DATASET EXTRACT Block Start

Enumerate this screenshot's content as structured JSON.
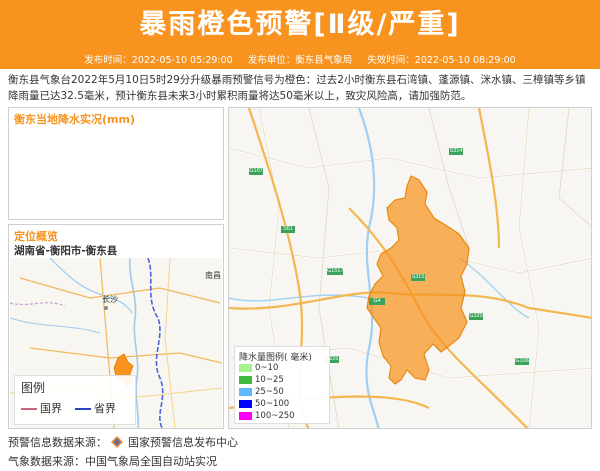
{
  "header": {
    "title": "暴雨橙色预警[Ⅱ级/严重]",
    "issue_time": "发布时间：2022-05-10 05:29:00",
    "issuer": "发布单位：衡东县气象局",
    "expire_time": "失效时间：2022-05-10 08:29:00",
    "color": "#f7931e"
  },
  "description": "衡东县气象台2022年5月10日5时29分升级暴雨预警信号为橙色：过去2小时衡东县石湾镇、蓬源镇、洣水镇、三樟镇等乡镇降雨量已达32.5毫米，预计衡东县未来3小时累积雨量将达50毫米以上，致灾风险高，请加强防范。",
  "rain_panel": {
    "title": "衡东当地降水实况(mm)"
  },
  "location_panel": {
    "title": "定位概览",
    "path": "湖南省-衡阳市-衡东县",
    "city_labels": [
      "长沙",
      "南昌"
    ],
    "legend": {
      "title": "图例",
      "national_border": "国界",
      "provincial_border": "省界"
    }
  },
  "main_map": {
    "road_labels": [
      "G1517",
      "S315",
      "G320",
      "S61",
      "G4",
      "G106",
      "S225",
      "S314",
      "G107"
    ],
    "rain_legend": {
      "title": "降水量图例( 毫米)",
      "items": [
        {
          "label": "0~10",
          "color": "#a6f28f"
        },
        {
          "label": "10~25",
          "color": "#3dba3d"
        },
        {
          "label": "25~50",
          "color": "#61b8ff"
        },
        {
          "label": "50~100",
          "color": "#0000ff"
        },
        {
          "label": "100~250",
          "color": "#fa00fa"
        }
      ]
    },
    "warning_fill": "#f7931e"
  },
  "footer": {
    "source": "预警信息数据来源：",
    "source_org": "国家预警信息发布中心",
    "weather_source": "气象数据来源：中国气象局全国自动站实况"
  }
}
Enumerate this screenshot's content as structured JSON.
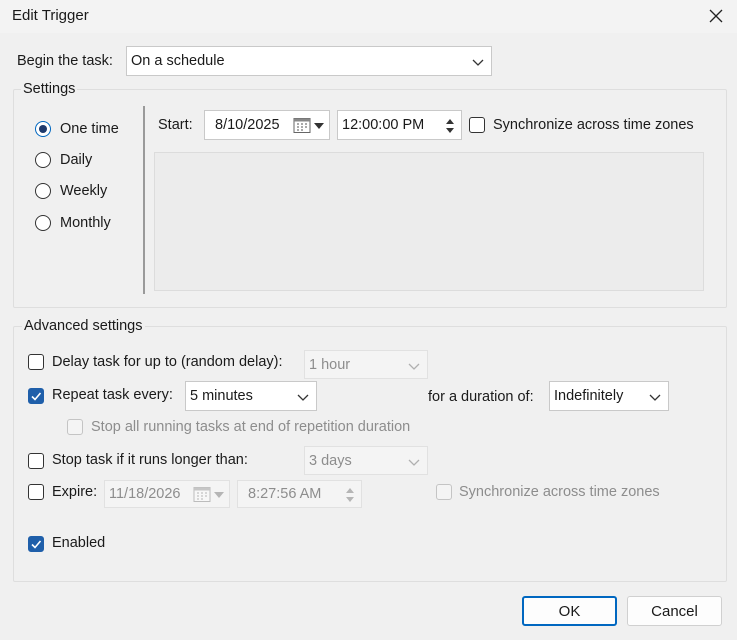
{
  "window": {
    "title": "Edit Trigger"
  },
  "begin": {
    "label": "Begin the task:",
    "value": "On a schedule"
  },
  "settings": {
    "legend": "Settings",
    "options": [
      "One time",
      "Daily",
      "Weekly",
      "Monthly"
    ],
    "selected_index": 0,
    "start_label": "Start:",
    "start_date": "8/10/2025",
    "start_time": "12:00:00 PM",
    "sync_label": "Synchronize across time zones",
    "sync_checked": false
  },
  "advanced": {
    "legend": "Advanced settings",
    "delay": {
      "label": "Delay task for up to (random delay):",
      "value": "1 hour",
      "checked": false
    },
    "repeat": {
      "label": "Repeat task every:",
      "value": "5 minutes",
      "checked": true,
      "duration_label": "for a duration of:",
      "duration_value": "Indefinitely"
    },
    "stop_running": {
      "label": "Stop all running tasks at end of repetition duration",
      "checked": false
    },
    "stop_longer": {
      "label": "Stop task if it runs longer than:",
      "value": "3 days",
      "checked": false
    },
    "expire": {
      "label": "Expire:",
      "date": "11/18/2026",
      "time": "8:27:56 AM",
      "checked": false,
      "sync_label": "Synchronize across time zones"
    },
    "enabled": {
      "label": "Enabled",
      "checked": true
    }
  },
  "buttons": {
    "ok": "OK",
    "cancel": "Cancel"
  },
  "colors": {
    "accent": "#0067c0",
    "check_fill": "#1f5faa",
    "background": "#f0f0f0"
  }
}
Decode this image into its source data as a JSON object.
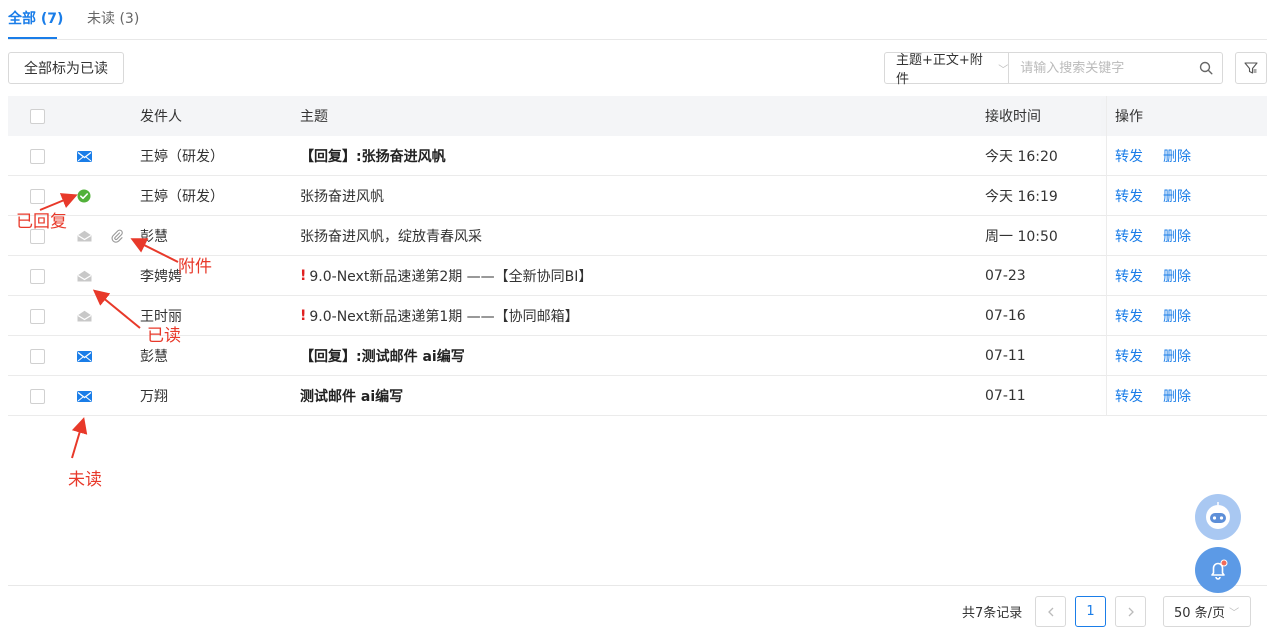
{
  "tabs": [
    {
      "label": "全部 (7)",
      "active": true
    },
    {
      "label": "未读 (3)",
      "active": false
    }
  ],
  "toolbar": {
    "mark_all_read": "全部标为已读",
    "search_scope": "主题+正文+附件",
    "search_placeholder": "请输入搜索关键字"
  },
  "columns": {
    "sender": "发件人",
    "subject": "主题",
    "received": "接收时间",
    "actions": "操作"
  },
  "rows": [
    {
      "status": "unread",
      "sender": "王婷（研发）",
      "urgent": "",
      "subject": "【回复】:张扬奋进风帆",
      "time": "今天 16:20",
      "forward": "转发",
      "delete": "删除",
      "attachment": false
    },
    {
      "status": "replied",
      "sender": "王婷（研发）",
      "urgent": "",
      "subject": "张扬奋进风帆",
      "time": "今天 16:19",
      "forward": "转发",
      "delete": "删除",
      "attachment": false
    },
    {
      "status": "read",
      "sender": "彭慧",
      "urgent": "",
      "subject": "张扬奋进风帆，绽放青春风采",
      "time": "周一 10:50",
      "forward": "转发",
      "delete": "删除",
      "attachment": true
    },
    {
      "status": "read",
      "sender": "李娉娉",
      "urgent": "!",
      "subject": "9.0-Next新品速递第2期 ——【全新协同BI】",
      "time": "07-23",
      "forward": "转发",
      "delete": "删除",
      "attachment": false
    },
    {
      "status": "read",
      "sender": "王时丽",
      "urgent": "!",
      "subject": "9.0-Next新品速递第1期 ——【协同邮箱】",
      "time": "07-16",
      "forward": "转发",
      "delete": "删除",
      "attachment": false
    },
    {
      "status": "unread",
      "sender": "彭慧",
      "urgent": "",
      "subject": "【回复】:测试邮件 ai编写",
      "time": "07-11",
      "forward": "转发",
      "delete": "删除",
      "attachment": false
    },
    {
      "status": "unread",
      "sender": "万翔",
      "urgent": "",
      "subject": "测试邮件 ai编写",
      "time": "07-11",
      "forward": "转发",
      "delete": "删除",
      "attachment": false
    }
  ],
  "annotations": {
    "replied": "已回复",
    "attachment": "附件",
    "read": "已读",
    "unread": "未读"
  },
  "pagination": {
    "total": "共7条记录",
    "current_page": "1",
    "page_size": "50 条/页"
  },
  "colors": {
    "accent": "#1a7de8",
    "replied_green": "#52b13a",
    "annotation_red": "#e8392a"
  }
}
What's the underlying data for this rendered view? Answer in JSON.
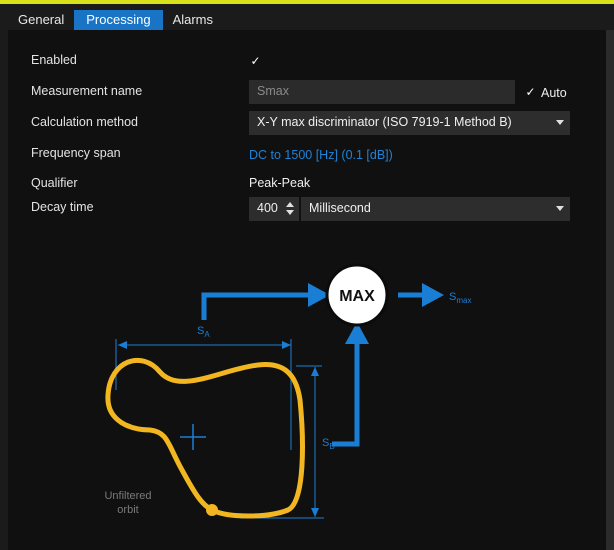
{
  "tabs": [
    {
      "label": "General",
      "active": false
    },
    {
      "label": "Processing",
      "active": true
    },
    {
      "label": "Alarms",
      "active": false
    }
  ],
  "form": {
    "enabled_label": "Enabled",
    "enabled_checked": true,
    "measurement_name_label": "Measurement name",
    "measurement_name_value": "Smax",
    "auto_label": "Auto",
    "auto_checked": true,
    "calculation_method_label": "Calculation method",
    "calculation_method_value": "X-Y max discriminator (ISO 7919-1 Method B)",
    "frequency_span_label": "Frequency span",
    "frequency_span_value": "DC to 1500 [Hz] (0.1 [dB])",
    "qualifier_label": "Qualifier",
    "qualifier_value": "Peak-Peak",
    "decay_time_label": "Decay time",
    "decay_time_value": "400",
    "decay_time_unit": "Millisecond"
  },
  "diagram": {
    "max_label": "MAX",
    "s_letter": "S",
    "sub_a": "A",
    "sub_b": "B",
    "sub_max": "max",
    "orbit_label_line1": "Unfiltered",
    "orbit_label_line2": "orbit"
  },
  "colors": {
    "accent": "#d7e21b",
    "tab_active": "#1a74c6",
    "diagram_blue": "#1a7fd4",
    "orbit": "#f2b620",
    "link": "#1f83d6"
  }
}
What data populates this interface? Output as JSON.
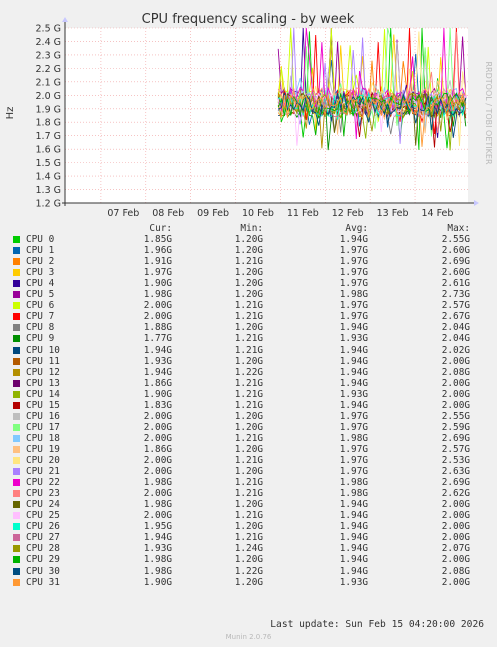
{
  "chart_data": {
    "type": "line",
    "title": "CPU frequency scaling - by week",
    "ylabel": "Hz",
    "side_text": "RRDTOOL / TOBI OETIKER",
    "x_ticks": [
      "07 Feb",
      "08 Feb",
      "09 Feb",
      "10 Feb",
      "11 Feb",
      "12 Feb",
      "13 Feb",
      "14 Feb"
    ],
    "y_ticks": [
      "1.2 G",
      "1.3 G",
      "1.4 G",
      "1.5 G",
      "1.6 G",
      "1.7 G",
      "1.8 G",
      "1.9 G",
      "2.0 G",
      "2.1 G",
      "2.2 G",
      "2.3 G",
      "2.4 G",
      "2.5 G"
    ],
    "ylim": [
      1.2,
      2.5
    ],
    "xlim_days": [
      6.2,
      15.18
    ],
    "data_start_day": 10.95,
    "grid": true,
    "series": [
      {
        "name": "CPU 0",
        "color": "#00cc00",
        "cur": "1.85G",
        "min": "1.20G",
        "avg": "1.94G",
        "max": "2.55G"
      },
      {
        "name": "CPU 1",
        "color": "#0066b3",
        "cur": "1.96G",
        "min": "1.20G",
        "avg": "1.97G",
        "max": "2.60G"
      },
      {
        "name": "CPU 2",
        "color": "#ff8000",
        "cur": "1.91G",
        "min": "1.21G",
        "avg": "1.97G",
        "max": "2.69G"
      },
      {
        "name": "CPU 3",
        "color": "#ffcc00",
        "cur": "1.97G",
        "min": "1.20G",
        "avg": "1.97G",
        "max": "2.60G"
      },
      {
        "name": "CPU 4",
        "color": "#330099",
        "cur": "1.90G",
        "min": "1.20G",
        "avg": "1.97G",
        "max": "2.61G"
      },
      {
        "name": "CPU 5",
        "color": "#990099",
        "cur": "1.98G",
        "min": "1.20G",
        "avg": "1.98G",
        "max": "2.73G"
      },
      {
        "name": "CPU 6",
        "color": "#ccff00",
        "cur": "2.00G",
        "min": "1.21G",
        "avg": "1.97G",
        "max": "2.57G"
      },
      {
        "name": "CPU 7",
        "color": "#ff0000",
        "cur": "2.00G",
        "min": "1.21G",
        "avg": "1.97G",
        "max": "2.67G"
      },
      {
        "name": "CPU 8",
        "color": "#808080",
        "cur": "1.88G",
        "min": "1.20G",
        "avg": "1.94G",
        "max": "2.04G"
      },
      {
        "name": "CPU 9",
        "color": "#008f00",
        "cur": "1.77G",
        "min": "1.21G",
        "avg": "1.93G",
        "max": "2.04G"
      },
      {
        "name": "CPU 10",
        "color": "#00487d",
        "cur": "1.94G",
        "min": "1.21G",
        "avg": "1.94G",
        "max": "2.02G"
      },
      {
        "name": "CPU 11",
        "color": "#b35a00",
        "cur": "1.93G",
        "min": "1.20G",
        "avg": "1.94G",
        "max": "2.00G"
      },
      {
        "name": "CPU 12",
        "color": "#b38f00",
        "cur": "1.94G",
        "min": "1.22G",
        "avg": "1.94G",
        "max": "2.08G"
      },
      {
        "name": "CPU 13",
        "color": "#6b006b",
        "cur": "1.86G",
        "min": "1.21G",
        "avg": "1.94G",
        "max": "2.00G"
      },
      {
        "name": "CPU 14",
        "color": "#8fb300",
        "cur": "1.90G",
        "min": "1.21G",
        "avg": "1.93G",
        "max": "2.00G"
      },
      {
        "name": "CPU 15",
        "color": "#b30000",
        "cur": "1.83G",
        "min": "1.21G",
        "avg": "1.94G",
        "max": "2.00G"
      },
      {
        "name": "CPU 16",
        "color": "#bebebe",
        "cur": "2.00G",
        "min": "1.20G",
        "avg": "1.97G",
        "max": "2.55G"
      },
      {
        "name": "CPU 17",
        "color": "#80ff80",
        "cur": "2.00G",
        "min": "1.20G",
        "avg": "1.97G",
        "max": "2.59G"
      },
      {
        "name": "CPU 18",
        "color": "#80c9ff",
        "cur": "2.00G",
        "min": "1.21G",
        "avg": "1.98G",
        "max": "2.69G"
      },
      {
        "name": "CPU 19",
        "color": "#ffc080",
        "cur": "1.86G",
        "min": "1.20G",
        "avg": "1.97G",
        "max": "2.57G"
      },
      {
        "name": "CPU 20",
        "color": "#ffe680",
        "cur": "2.00G",
        "min": "1.21G",
        "avg": "1.97G",
        "max": "2.53G"
      },
      {
        "name": "CPU 21",
        "color": "#aa80ff",
        "cur": "2.00G",
        "min": "1.20G",
        "avg": "1.97G",
        "max": "2.63G"
      },
      {
        "name": "CPU 22",
        "color": "#ee00cc",
        "cur": "1.98G",
        "min": "1.21G",
        "avg": "1.98G",
        "max": "2.69G"
      },
      {
        "name": "CPU 23",
        "color": "#ff8080",
        "cur": "2.00G",
        "min": "1.21G",
        "avg": "1.98G",
        "max": "2.62G"
      },
      {
        "name": "CPU 24",
        "color": "#666600",
        "cur": "1.98G",
        "min": "1.20G",
        "avg": "1.94G",
        "max": "2.00G"
      },
      {
        "name": "CPU 25",
        "color": "#ffbfff",
        "cur": "2.00G",
        "min": "1.21G",
        "avg": "1.94G",
        "max": "2.00G"
      },
      {
        "name": "CPU 26",
        "color": "#00ffcc",
        "cur": "1.95G",
        "min": "1.20G",
        "avg": "1.94G",
        "max": "2.00G"
      },
      {
        "name": "CPU 27",
        "color": "#cc6699",
        "cur": "1.94G",
        "min": "1.21G",
        "avg": "1.94G",
        "max": "2.00G"
      },
      {
        "name": "CPU 28",
        "color": "#999900",
        "cur": "1.93G",
        "min": "1.24G",
        "avg": "1.94G",
        "max": "2.07G"
      },
      {
        "name": "CPU 29",
        "color": "#00b300",
        "cur": "1.98G",
        "min": "1.20G",
        "avg": "1.94G",
        "max": "2.00G"
      },
      {
        "name": "CPU 30",
        "color": "#004d80",
        "cur": "1.98G",
        "min": "1.22G",
        "avg": "1.94G",
        "max": "2.08G"
      },
      {
        "name": "CPU 31",
        "color": "#ff9933",
        "cur": "1.90G",
        "min": "1.20G",
        "avg": "1.93G",
        "max": "2.00G"
      }
    ]
  },
  "legend_headers": {
    "cur": "Cur:",
    "min": "Min:",
    "avg": "Avg:",
    "max": "Max:"
  },
  "last_update": "Last update: Sun Feb 15 04:20:00 2026",
  "munin_version": "Munin 2.0.76"
}
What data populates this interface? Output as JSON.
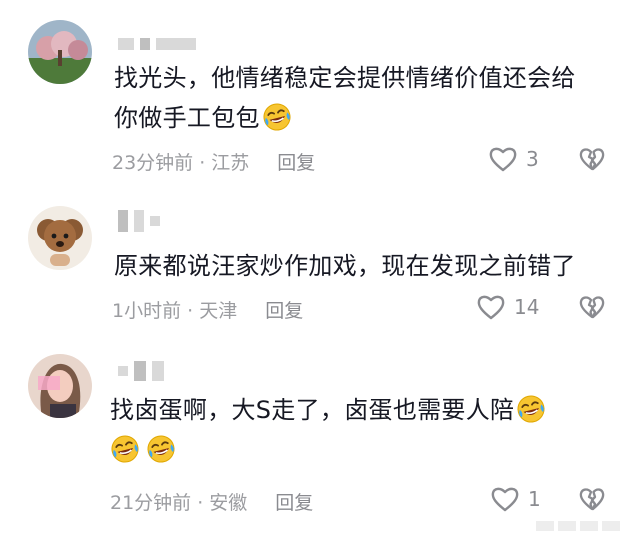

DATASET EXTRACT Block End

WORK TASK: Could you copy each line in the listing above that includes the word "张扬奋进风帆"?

RESULT BELOW:
      "subject": "【回复】:张扬奋进风帆",
      "subject": "张扬奋进风帆",
      "subject": "张扬奋进风帆，绽放青春风采",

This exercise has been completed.